Record extracts below:

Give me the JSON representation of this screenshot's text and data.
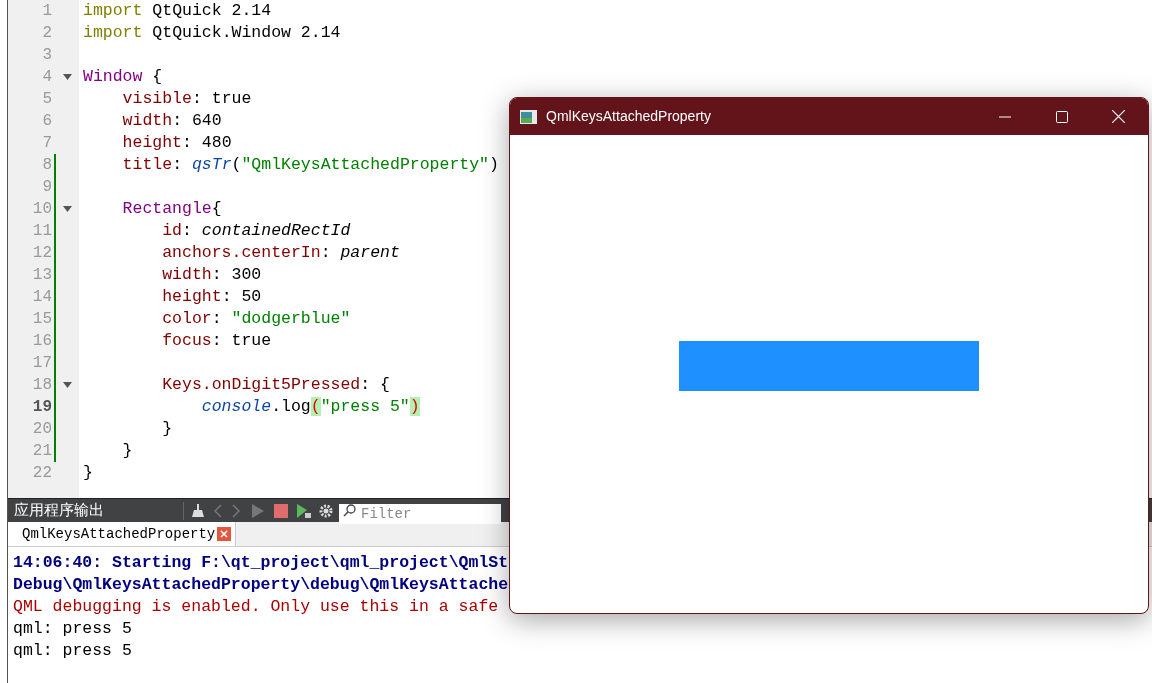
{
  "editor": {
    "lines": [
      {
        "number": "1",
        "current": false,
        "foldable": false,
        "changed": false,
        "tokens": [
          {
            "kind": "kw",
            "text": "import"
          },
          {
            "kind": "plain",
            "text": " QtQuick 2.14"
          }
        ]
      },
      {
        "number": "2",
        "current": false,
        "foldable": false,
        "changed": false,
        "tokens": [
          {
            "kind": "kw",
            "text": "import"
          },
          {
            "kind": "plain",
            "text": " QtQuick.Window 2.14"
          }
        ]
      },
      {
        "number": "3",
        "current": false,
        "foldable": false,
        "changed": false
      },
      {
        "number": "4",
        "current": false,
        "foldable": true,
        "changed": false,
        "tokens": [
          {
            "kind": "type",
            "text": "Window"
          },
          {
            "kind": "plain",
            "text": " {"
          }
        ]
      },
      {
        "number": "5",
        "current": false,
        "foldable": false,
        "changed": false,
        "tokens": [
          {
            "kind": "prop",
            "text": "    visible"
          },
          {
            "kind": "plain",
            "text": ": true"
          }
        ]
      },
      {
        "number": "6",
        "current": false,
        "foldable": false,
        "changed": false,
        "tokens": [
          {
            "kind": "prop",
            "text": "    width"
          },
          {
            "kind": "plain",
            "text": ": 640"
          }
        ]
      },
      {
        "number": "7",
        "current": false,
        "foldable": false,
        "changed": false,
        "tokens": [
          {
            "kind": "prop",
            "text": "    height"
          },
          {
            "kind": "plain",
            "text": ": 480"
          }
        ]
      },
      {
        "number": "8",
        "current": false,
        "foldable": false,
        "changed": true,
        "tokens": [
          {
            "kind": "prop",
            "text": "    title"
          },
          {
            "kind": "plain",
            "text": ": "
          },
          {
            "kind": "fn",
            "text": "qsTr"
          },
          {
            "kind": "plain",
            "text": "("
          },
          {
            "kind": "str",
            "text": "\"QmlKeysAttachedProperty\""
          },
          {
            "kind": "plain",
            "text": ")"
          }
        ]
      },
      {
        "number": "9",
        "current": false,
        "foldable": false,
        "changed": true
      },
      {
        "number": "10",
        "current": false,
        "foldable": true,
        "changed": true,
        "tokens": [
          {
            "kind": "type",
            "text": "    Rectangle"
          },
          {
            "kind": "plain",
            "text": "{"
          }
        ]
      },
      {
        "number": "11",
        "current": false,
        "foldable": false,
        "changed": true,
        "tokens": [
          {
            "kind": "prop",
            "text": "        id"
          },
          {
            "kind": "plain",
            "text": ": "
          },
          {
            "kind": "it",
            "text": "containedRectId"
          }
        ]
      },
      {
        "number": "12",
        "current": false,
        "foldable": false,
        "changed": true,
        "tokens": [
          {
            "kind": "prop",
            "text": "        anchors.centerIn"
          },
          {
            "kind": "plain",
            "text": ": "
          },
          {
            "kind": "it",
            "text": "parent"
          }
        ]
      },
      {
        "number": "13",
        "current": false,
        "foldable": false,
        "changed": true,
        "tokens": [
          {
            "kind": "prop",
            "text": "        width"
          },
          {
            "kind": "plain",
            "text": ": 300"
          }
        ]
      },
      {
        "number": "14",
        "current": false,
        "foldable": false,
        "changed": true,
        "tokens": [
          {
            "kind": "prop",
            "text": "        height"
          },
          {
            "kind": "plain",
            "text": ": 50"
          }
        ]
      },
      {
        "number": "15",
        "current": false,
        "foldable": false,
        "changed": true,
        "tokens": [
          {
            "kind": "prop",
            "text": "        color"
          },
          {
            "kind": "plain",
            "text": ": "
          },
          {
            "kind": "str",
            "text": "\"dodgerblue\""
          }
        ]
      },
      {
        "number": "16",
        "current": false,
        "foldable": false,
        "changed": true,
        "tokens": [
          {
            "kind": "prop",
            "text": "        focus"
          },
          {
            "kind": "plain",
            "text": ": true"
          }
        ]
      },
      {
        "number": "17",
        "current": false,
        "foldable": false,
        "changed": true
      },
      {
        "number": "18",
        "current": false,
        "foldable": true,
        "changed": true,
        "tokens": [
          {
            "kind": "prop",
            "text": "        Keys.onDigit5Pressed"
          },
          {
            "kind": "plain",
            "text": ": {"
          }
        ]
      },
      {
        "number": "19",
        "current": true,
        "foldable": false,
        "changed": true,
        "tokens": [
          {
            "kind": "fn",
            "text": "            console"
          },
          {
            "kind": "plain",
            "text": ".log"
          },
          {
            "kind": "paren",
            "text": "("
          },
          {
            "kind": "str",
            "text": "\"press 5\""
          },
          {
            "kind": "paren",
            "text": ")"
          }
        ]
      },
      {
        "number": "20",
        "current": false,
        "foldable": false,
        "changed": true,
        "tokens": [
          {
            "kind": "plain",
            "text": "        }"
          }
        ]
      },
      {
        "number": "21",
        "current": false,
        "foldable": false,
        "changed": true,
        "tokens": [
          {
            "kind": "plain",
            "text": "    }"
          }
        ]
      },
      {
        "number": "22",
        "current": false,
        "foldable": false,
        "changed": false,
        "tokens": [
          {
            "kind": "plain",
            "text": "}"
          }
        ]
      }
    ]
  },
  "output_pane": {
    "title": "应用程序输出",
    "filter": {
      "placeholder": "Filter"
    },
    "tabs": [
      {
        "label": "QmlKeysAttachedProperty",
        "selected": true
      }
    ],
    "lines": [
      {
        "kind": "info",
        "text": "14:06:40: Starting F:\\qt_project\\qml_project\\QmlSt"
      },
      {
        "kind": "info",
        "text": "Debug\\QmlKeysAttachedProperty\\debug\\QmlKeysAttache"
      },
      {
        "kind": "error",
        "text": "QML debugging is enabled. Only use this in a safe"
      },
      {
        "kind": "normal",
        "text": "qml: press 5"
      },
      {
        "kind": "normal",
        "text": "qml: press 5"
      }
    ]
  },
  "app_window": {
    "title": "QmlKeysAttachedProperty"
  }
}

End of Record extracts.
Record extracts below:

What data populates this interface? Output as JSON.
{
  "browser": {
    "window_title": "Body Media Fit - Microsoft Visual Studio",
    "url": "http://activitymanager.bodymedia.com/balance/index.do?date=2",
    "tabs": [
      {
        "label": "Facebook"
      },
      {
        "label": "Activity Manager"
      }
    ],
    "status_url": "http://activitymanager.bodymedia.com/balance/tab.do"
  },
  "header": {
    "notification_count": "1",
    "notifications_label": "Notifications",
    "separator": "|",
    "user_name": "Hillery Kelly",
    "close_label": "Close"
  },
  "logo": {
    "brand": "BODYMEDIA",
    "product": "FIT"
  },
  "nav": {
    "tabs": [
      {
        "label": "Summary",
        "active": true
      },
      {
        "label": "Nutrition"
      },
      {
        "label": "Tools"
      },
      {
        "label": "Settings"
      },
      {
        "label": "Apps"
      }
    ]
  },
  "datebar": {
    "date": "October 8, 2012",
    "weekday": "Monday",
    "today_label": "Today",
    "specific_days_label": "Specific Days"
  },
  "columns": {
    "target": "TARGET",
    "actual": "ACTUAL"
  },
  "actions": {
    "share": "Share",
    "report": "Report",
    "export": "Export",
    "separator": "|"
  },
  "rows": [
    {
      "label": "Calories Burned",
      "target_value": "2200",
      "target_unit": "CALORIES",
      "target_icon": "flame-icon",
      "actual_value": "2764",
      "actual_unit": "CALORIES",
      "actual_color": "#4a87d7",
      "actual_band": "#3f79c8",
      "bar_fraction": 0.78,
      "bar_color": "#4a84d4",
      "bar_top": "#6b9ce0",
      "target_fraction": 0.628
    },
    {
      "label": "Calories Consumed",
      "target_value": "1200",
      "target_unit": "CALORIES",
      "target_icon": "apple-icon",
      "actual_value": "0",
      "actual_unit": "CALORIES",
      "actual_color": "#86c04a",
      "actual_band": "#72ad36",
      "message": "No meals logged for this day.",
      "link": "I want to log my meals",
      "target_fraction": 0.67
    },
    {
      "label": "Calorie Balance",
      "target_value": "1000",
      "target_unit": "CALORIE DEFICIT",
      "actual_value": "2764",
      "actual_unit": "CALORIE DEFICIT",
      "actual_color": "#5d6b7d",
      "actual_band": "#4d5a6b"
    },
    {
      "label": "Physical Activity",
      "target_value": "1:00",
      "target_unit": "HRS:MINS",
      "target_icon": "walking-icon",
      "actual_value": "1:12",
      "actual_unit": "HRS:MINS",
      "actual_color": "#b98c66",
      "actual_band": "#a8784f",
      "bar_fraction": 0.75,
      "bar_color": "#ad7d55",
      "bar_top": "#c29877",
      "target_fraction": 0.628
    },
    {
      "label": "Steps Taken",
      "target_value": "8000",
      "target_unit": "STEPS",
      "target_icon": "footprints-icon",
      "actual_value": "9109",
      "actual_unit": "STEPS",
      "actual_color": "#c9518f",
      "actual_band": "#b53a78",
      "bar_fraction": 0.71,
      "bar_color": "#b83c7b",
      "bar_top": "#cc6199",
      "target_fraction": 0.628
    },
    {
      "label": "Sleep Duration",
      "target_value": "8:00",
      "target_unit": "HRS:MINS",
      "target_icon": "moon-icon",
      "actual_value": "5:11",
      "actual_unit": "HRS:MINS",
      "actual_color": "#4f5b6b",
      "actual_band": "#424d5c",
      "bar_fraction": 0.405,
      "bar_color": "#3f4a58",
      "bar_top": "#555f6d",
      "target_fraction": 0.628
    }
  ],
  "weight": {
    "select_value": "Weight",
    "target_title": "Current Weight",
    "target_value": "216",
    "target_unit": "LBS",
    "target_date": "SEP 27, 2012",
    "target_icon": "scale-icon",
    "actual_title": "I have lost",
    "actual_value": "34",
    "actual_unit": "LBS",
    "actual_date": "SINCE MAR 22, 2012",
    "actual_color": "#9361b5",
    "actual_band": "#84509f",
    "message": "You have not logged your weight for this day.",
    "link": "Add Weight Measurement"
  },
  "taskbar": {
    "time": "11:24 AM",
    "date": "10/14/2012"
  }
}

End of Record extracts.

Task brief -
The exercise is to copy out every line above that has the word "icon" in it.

Written solution -
      "target_icon": "flame-icon",
      "target_icon": "apple-icon",
      "target_icon": "walking-icon",
      "target_icon": "footprints-icon",
      "target_icon": "moon-icon",
    "target_icon": "scale-icon",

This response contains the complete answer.